Change is the antagonist nipping at the heels of protagonists Don Draper and Lord Grantham. They are situated in times of huge, paradigm-imploding change.  These shows create a character out of “the times.” We mostly find ourselves on the side of progress, naturally rooting for civil rights, women’s rights, and technology. We sympathize with characters like Peggy Olson and Lady Mary Crawley.

The up-and-comer and the cool pro of Mad Men. photo courtesy of

However, perhaps more ingenious is the fact that we are also rooting for Don Draper and Lord Grantham who have implicit and explicit anxieties about being left behind by progress. Rather than playing the static foil to the go-getter youngsters, they embody the fears of anyone who has found their place in the world: that the world will change into one without such a place. It is the fear that they will become the falling man in the opening credits of Mad Men, falling from the heights into irrelevance. It’s the anxiety of the silent film stars when the talkies came to town… which happened to be the plot of this year’s Oscar winner for Best Picture.

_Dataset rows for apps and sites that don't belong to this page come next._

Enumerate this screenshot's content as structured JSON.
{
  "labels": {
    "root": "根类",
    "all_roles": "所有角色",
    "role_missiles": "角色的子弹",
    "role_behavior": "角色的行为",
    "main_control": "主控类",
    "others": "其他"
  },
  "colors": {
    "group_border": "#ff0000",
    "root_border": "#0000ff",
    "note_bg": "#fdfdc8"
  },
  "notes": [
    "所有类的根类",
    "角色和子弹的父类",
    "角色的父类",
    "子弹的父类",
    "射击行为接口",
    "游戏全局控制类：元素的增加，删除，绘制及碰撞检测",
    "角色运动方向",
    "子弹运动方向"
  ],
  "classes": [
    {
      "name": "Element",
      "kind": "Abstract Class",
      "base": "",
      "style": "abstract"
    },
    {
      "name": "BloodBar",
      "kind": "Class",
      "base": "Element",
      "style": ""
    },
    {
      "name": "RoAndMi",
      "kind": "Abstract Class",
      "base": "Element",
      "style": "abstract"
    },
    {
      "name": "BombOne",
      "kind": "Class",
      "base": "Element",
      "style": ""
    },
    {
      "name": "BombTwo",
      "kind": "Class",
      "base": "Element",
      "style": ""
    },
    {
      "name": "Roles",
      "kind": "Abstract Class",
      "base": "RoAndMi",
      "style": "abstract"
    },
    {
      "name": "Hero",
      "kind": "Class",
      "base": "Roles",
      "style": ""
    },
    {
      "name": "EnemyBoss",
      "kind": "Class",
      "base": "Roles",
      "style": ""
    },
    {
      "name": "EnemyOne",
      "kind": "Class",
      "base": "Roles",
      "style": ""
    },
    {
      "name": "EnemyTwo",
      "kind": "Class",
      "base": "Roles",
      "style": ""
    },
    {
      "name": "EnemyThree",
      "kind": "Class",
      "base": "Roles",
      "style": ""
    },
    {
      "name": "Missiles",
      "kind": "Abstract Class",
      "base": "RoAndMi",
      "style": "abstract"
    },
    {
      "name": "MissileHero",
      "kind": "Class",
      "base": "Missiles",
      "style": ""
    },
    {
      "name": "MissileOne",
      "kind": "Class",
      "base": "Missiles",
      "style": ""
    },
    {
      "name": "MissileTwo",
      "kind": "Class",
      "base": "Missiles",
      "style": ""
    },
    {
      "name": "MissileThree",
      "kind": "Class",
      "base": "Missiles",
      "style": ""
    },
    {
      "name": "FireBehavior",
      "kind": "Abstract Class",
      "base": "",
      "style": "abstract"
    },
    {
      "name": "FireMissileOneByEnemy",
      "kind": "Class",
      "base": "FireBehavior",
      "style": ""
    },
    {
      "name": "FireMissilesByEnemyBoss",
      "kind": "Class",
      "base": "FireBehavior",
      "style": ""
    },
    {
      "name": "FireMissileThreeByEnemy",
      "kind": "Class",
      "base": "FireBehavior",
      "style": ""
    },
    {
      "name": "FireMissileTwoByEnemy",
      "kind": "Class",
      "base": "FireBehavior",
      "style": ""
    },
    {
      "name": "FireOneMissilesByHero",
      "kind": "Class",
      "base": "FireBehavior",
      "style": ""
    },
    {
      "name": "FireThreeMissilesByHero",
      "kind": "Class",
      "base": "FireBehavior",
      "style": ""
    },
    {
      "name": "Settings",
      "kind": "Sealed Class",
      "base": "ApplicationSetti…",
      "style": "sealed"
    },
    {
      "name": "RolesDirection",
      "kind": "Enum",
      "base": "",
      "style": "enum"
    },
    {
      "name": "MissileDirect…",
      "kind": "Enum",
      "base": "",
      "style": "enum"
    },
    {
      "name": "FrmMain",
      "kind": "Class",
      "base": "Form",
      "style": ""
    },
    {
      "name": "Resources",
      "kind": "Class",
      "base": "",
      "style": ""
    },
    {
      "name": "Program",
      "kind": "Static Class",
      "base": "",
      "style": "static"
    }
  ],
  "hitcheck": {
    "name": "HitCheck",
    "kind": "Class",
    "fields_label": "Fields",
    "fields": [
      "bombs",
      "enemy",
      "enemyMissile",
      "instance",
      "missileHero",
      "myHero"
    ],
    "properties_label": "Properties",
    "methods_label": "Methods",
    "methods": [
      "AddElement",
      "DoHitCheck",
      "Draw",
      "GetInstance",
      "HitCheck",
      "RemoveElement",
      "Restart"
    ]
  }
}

Lady Mary: a new(ish) kind of woman. Photo courtesy of
Lord Grantham: gracious old guard. Photo courtesy of

San Antonio is part of this cultural moment. Debates like that over Alamo Brewery and the Mission Drive-In mural (both of these covered by The Rivard Report in earlier articles), or the name change of Durango to Cesar Chavez are part of the conversation for a city working hard to negotiate its modern and historical identity.The themes of television and other cultural artifacts always reveal something about the currents running through our own time and place. In this case, as a world witnessing historical regime changes, environmental disasters, mass shootings, an election year, and the ever-surging waves of new technology, it is safe to say that we are a world with concerns about change.  Writers and producers will tell the story of that anxiety, making it a theme of this cultural moment, and resulting in shows such as Mad Men and Downton Abbey. The audience will likely find ourselves identifying with television shows, books, and movies that speak to our desire for progress and fear of disaster or marginalization. We shouldn’t be surprised to find ourselves silently posing the question: what would Lord Grantham do? (Yes, “What Would Don Draper Do?” was the more poetic choice, but let’s be honest, the man is partly a cautionary tale…)

Change makes an excellent antagonist. It’s like the best supernatural phantom, shape-shifting and double-crossing even its most loyal allies. It has the potential to unite unlikely bedfellows and divide the most stalwart of unions. It is pure narrative magic. I find myself curious about the story of our city and the role change will play. I wonder if, like Downton and Madison Ave. we will progress with such style.

For many years, I hosted an annual Oscar Party. However, as September 23rd rapidly approaches, I wonder if that bastion of White People culture is also in danger of losing it’s place. Emmy Party, anyone?

Bekah McNeel is a native San Antonian. She went away to Los Angeles for undergrad before earning her MSc in Media and Communication from the London School of Economics. She made it back home and now works for Ker and Downey as an International Travel Consultant. She is one of the founding members of Read the Change, a web-based philanthropy.

Bekah McNeel is a native San Antonian. You can also find her at her blog,, on Twitter @BekahMcneel, and on Instagram @wanderbekah.